Researchers point to clear and consistent bias on the main BBC bulletins in favor of critics of Labour Party leader Jeremy Corbyn following a wave of shadow cabinet resignations after the UK decided to leave the EU.
The BBC, the U.K.’s flagship broadcaster, has been for decades a model of inspiration for other public media supporters across the globe. The public broadcaster was lauded for its governing structure, which prevented political interference, and for its funding model, which ensures stable, long-term financing. But above all, the BBC garnered kudos for its unbiased, objective, fact-anchored reporting – a paragon of independent journalism.
In recent years, however, the BBC has come under increased critical scrutiny for its slanted coverage. A recent study by the Media Reform Coalition (MRC) and Birkbeck, University of London, browbeat the British broadcaster for its “consistent bias” against Jeremy Corbyn, the leader of the Labour Party.
The study’s findings are worrisome not so much because of the target of the bias, an opposition politician, but for how the BBC is performing its public service media role.
4 March 2016 By Federica Cherubini
The use of data and analytics to track audience behavior is becoming increasingly more central in newsrooms around the world. A data-informed approach, once associated with brands like BuzzFeed or Gawker, is now making inroads in organizations like the Guardian, Die Welt or the BBC. But significant gaps remain in how different newsrooms use analytics for editorial purposes.
A new study by the Reuters Institute for the Study of Journalism analyzes how a range of different newsrooms across Europe and North America are developing their use of analytics – systematic analysis of quantitative data on audience behavior – as part of the battle for attention.
The first and most evident sign of the rise of analytics in newsrooms around the world is the spread of tools to track audiences.

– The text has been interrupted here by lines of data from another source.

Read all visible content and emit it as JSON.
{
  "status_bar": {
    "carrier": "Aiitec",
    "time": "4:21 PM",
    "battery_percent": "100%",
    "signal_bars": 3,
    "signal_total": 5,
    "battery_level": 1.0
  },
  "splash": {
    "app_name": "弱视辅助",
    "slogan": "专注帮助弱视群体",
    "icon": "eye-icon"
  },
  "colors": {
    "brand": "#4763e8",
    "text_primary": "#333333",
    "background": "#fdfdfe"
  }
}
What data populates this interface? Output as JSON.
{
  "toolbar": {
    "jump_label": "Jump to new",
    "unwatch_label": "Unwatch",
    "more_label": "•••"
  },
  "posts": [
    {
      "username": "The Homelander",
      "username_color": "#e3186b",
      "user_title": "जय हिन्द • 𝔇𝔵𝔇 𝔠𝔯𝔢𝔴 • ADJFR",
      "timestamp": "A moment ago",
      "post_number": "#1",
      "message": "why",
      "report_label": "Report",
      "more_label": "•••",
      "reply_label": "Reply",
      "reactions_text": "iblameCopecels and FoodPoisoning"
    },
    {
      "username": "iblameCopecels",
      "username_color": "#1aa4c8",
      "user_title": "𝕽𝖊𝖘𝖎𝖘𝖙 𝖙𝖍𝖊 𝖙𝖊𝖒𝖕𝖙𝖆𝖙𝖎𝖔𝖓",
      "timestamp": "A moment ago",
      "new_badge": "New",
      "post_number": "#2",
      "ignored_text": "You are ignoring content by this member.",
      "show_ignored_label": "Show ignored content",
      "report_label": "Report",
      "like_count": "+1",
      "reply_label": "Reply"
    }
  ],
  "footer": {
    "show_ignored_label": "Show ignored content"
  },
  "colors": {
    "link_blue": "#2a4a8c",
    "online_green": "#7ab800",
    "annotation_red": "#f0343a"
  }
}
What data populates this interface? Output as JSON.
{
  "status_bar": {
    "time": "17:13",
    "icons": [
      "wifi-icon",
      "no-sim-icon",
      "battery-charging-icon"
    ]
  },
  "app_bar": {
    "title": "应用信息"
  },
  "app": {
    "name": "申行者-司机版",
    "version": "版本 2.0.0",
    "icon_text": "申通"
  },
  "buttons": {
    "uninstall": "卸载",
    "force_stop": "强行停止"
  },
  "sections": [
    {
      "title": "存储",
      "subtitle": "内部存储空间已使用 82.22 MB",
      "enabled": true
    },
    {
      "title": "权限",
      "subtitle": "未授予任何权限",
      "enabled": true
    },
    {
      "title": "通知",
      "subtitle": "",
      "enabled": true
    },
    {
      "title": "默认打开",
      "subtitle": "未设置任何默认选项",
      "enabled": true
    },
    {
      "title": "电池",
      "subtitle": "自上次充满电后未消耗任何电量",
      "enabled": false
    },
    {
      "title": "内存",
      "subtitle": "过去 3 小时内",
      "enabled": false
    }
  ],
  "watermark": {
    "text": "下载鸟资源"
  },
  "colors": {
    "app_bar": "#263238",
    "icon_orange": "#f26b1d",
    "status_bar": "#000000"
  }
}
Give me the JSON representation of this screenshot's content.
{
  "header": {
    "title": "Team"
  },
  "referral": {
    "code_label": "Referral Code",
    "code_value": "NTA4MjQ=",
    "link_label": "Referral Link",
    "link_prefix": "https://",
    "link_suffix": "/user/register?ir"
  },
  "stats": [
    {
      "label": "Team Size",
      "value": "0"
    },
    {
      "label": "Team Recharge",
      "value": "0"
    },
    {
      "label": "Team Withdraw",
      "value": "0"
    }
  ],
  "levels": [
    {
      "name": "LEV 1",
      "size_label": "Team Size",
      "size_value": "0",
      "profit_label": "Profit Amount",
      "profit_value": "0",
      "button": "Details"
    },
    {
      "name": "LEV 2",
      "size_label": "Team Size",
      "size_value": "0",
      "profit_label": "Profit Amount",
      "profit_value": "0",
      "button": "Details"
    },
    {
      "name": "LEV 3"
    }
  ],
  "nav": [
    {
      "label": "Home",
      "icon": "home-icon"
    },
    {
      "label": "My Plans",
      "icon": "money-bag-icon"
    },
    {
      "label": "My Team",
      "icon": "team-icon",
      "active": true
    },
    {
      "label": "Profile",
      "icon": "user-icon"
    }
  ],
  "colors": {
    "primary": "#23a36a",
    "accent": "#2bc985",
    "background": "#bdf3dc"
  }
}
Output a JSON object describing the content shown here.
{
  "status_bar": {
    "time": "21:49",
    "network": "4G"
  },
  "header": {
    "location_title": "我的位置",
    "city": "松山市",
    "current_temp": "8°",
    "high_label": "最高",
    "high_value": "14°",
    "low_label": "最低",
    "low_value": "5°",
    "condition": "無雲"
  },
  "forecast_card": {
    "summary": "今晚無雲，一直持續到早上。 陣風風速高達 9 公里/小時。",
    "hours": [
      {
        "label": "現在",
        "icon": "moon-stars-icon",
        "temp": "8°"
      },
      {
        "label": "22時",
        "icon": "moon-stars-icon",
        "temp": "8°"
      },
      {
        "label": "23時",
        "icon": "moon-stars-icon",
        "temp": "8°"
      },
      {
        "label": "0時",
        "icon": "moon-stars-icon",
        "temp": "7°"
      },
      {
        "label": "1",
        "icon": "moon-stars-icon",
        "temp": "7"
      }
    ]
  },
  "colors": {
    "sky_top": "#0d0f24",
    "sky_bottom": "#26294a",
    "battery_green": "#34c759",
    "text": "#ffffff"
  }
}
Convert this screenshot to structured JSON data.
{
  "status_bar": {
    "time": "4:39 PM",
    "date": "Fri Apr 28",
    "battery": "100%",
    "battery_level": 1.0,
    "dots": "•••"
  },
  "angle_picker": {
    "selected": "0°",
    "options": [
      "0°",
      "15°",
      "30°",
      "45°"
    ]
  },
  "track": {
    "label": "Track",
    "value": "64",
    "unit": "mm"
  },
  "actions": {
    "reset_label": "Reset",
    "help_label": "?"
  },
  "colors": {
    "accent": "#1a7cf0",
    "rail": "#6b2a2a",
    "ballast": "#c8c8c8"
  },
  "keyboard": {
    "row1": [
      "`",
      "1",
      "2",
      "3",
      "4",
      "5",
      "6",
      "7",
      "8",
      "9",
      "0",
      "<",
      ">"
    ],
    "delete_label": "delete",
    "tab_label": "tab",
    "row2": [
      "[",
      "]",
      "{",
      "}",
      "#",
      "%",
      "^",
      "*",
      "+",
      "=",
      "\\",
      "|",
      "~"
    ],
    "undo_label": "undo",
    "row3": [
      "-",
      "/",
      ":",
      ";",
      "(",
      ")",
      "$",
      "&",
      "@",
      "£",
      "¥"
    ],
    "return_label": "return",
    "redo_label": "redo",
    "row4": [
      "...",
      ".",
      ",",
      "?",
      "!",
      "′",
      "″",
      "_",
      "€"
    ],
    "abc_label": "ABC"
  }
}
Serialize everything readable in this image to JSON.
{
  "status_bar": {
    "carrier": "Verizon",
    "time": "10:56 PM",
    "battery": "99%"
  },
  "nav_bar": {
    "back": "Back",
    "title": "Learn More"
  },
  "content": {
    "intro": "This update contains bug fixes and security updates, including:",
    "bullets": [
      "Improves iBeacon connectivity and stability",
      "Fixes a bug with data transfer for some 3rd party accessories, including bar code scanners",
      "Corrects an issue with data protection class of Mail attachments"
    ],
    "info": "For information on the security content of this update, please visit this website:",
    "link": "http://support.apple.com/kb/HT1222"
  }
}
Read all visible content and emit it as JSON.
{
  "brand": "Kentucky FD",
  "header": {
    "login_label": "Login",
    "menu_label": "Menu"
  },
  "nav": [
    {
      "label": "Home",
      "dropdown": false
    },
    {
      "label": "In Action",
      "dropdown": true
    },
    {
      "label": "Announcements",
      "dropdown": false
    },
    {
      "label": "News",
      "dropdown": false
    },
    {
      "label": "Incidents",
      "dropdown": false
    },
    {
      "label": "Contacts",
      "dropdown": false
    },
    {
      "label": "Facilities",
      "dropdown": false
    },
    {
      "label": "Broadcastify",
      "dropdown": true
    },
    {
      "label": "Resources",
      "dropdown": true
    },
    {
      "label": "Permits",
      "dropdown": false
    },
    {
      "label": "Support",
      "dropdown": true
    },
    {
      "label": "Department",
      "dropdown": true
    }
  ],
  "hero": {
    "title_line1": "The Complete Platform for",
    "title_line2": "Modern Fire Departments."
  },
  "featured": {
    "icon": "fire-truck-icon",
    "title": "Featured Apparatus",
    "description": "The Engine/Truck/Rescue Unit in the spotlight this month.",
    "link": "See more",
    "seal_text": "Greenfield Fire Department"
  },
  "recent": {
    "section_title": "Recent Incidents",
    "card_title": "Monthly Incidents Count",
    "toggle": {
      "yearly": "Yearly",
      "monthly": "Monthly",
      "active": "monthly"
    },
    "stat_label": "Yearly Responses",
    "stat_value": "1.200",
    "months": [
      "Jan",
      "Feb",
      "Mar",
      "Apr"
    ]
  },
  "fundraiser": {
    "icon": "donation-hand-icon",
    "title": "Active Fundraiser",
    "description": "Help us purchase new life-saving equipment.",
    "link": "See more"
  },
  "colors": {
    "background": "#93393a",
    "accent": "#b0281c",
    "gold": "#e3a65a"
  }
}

Many newsrooms employ some sort of off-the-shelf tools and gather real-time traffic insights, which they often use in an ad-hoc manner to help increase day-to-day traffic and reach.
In many cases though, this generic approach – focused on short-term optimization goals - pretty much summarizes the organization’s analytics strategy.